“We threw a party in our motion capture studio and all the DJs played live. We got all their exact setups and riders,” Pavlovich said. “If Solomun drinks wine behind the booth, he’ll be sipping that” in the game.
Being portrayed in “GTA” has been, more or less, a total hoot for DJs used to sweating it out in bunker-like venues. The Black Madonna, for one, has been gabbing with “GTA” fans new to her oeuvre. “If you want my skin you have to wait till someone creates it. Then you can download and use my skin #mindblown,” she said to one via Twitter, referencing the fan-art communities that create additional playable characters. The GIF of her cop-punching scene is proving useful at vanquishing misogynist trolls (admittedly, some of whom are coming over from “GTA” Reddit forums).
But some are also taking new chances with the “GTA” platform. The Italian duo Tale of Us (Mixmag’s 2015 DJs of the Year) contributed an album’s worth of new music in a mix for “After Hours,” which will later be rewired into a new LP. “After Hours” is the first place for fans to hear it.
As streaming services such as Spotify and Apple Music have come to dominate the music industry, uncountable artist-, genre- and mood-centric playlists have emerged on billions of cellphones (and traditional radio is still going strong). It seems common now, but “GTA” arguably pioneered the idea of hyper-curated, instantly accessible playlists for specific activities — even if those activities were blowing up whole city blocks.
In the post-streaming era, however, Pavlovich said that “GTA’s” long-standing reputation as a musical tastemaker can both set it apart from more catch-all services and, as in “After Hours,” provide the inspiration for new gaming worlds.

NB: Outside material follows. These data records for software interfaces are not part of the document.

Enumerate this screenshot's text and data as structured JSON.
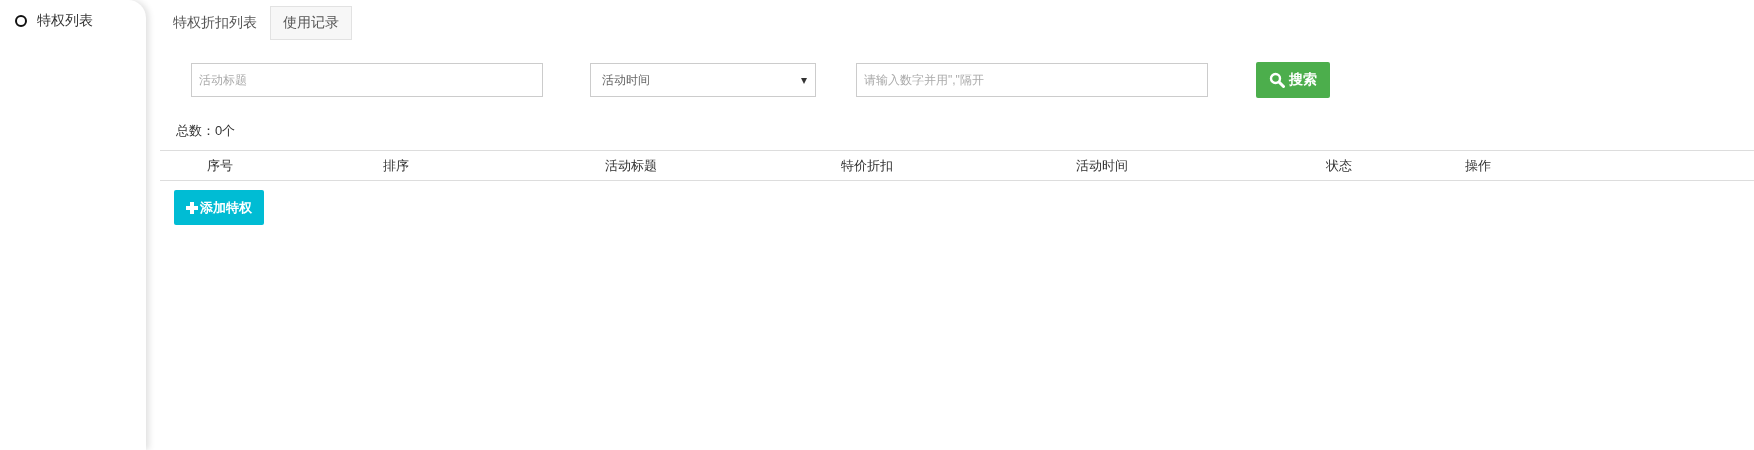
{
  "sidebar": {
    "items": [
      {
        "label": "特权列表"
      }
    ]
  },
  "tabs": [
    {
      "label": "特权折扣列表",
      "selected": true
    },
    {
      "label": "使用记录",
      "selected": false
    }
  ],
  "filters": {
    "title": {
      "placeholder": "活动标题"
    },
    "time": {
      "value": "活动时间",
      "caret": "▾"
    },
    "ids": {
      "placeholder": "请输入数字并用\",\"隔开"
    },
    "search_button": "搜索"
  },
  "total": {
    "label": "总数：",
    "value": "0个"
  },
  "table": {
    "columns": [
      "序号",
      "排序",
      "活动标题",
      "特价折扣",
      "活动时间",
      "状态",
      "操作"
    ]
  },
  "add_button": "添加特权"
}
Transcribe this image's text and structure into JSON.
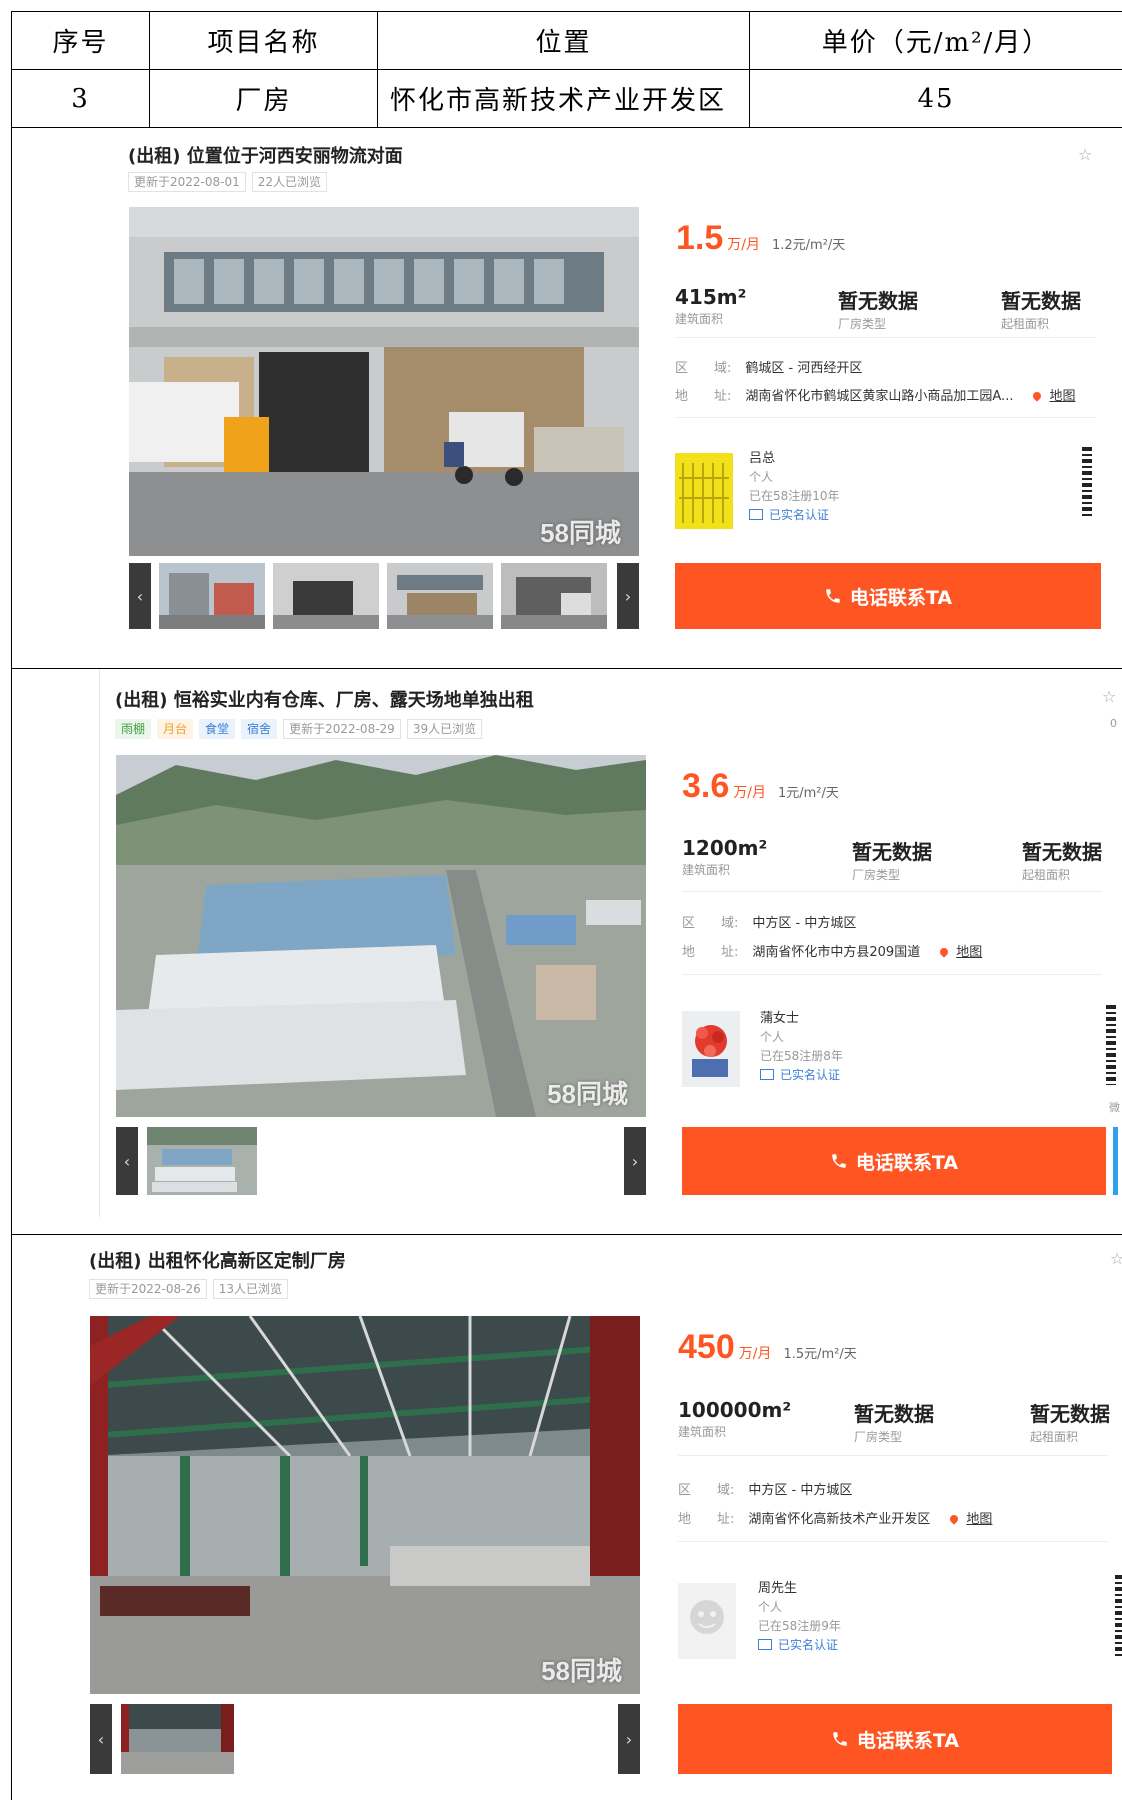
{
  "table": {
    "headers": [
      "序号",
      "项目名称",
      "位置",
      "单价（元/m²/月）"
    ],
    "row": [
      "3",
      "厂房",
      "怀化市高新技术产业开发区",
      "45"
    ]
  },
  "listings": [
    {
      "title": "(出租) 位置位于河西安丽物流对面",
      "tags": [],
      "updated": "更新于2022-08-01",
      "views": "22人已浏览",
      "price": "1.5",
      "price_unit": "万/月",
      "price_per": "1.2元/m²/天",
      "area": "415m²",
      "area_label": "建筑面积",
      "type_val": "暂无数据",
      "type_label": "厂房类型",
      "min_val": "暂无数据",
      "min_label": "起租面积",
      "district_key": "区　　域:",
      "district": "鹤城区 - 河西经开区",
      "address_key": "地　　址:",
      "address": "湖南省怀化市鹤城区黄家山路小商品加工园A...",
      "map": "地图",
      "agent_name": "吕总",
      "agent_role": "个人",
      "agent_reg": "已在58注册10年",
      "agent_verified": "已实名认证",
      "call": "电话联系TA",
      "watermark": "58同城"
    },
    {
      "title": "(出租) 恒裕实业内有仓库、厂房、露天场地单独出租",
      "tags": [
        "雨棚",
        "月台",
        "食堂",
        "宿舍"
      ],
      "updated": "更新于2022-08-29",
      "views": "39人已浏览",
      "price": "3.6",
      "price_unit": "万/月",
      "price_per": "1元/m²/天",
      "area": "1200m²",
      "area_label": "建筑面积",
      "type_val": "暂无数据",
      "type_label": "厂房类型",
      "min_val": "暂无数据",
      "min_label": "起租面积",
      "district_key": "区　　域:",
      "district": "中方区 - 中方城区",
      "address_key": "地　　址:",
      "address": "湖南省怀化市中方县209国道",
      "map": "地图",
      "agent_name": "蒲女士",
      "agent_role": "个人",
      "agent_reg": "已在58注册8年",
      "agent_verified": "已实名认证",
      "call": "电话联系TA",
      "watermark": "58同城",
      "star_count": "0",
      "side_char": "微"
    },
    {
      "title": "(出租) 出租怀化高新区定制厂房",
      "tags": [],
      "updated": "更新于2022-08-26",
      "views": "13人已浏览",
      "price": "450",
      "price_unit": "万/月",
      "price_per": "1.5元/m²/天",
      "area": "100000m²",
      "area_label": "建筑面积",
      "type_val": "暂无数据",
      "type_label": "厂房类型",
      "min_val": "暂无数据",
      "min_label": "起租面积",
      "district_key": "区　　域:",
      "district": "中方区 - 中方城区",
      "address_key": "地　　址:",
      "address": "湖南省怀化高新技术产业开发区",
      "map": "地图",
      "agent_name": "周先生",
      "agent_role": "个人",
      "agent_reg": "已在58注册9年",
      "agent_verified": "已实名认证",
      "call": "电话联系TA",
      "watermark": "58同城"
    }
  ],
  "icons": {
    "phone": "phone-icon",
    "star": "star-icon",
    "map_pin": "map-pin-icon",
    "prev": "chevron-left-icon",
    "next": "chevron-right-icon"
  },
  "colors": {
    "accent": "#ff5522",
    "verified": "#3b7fd6"
  }
}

“We’ve built one of the biggest platforms in the world for music,” Pavlovich said. “We fight for this in every game, and artists can see that. We could have gone in any direction, but we’re making choices based on the music we love, and we focused on underground techno because we love it.”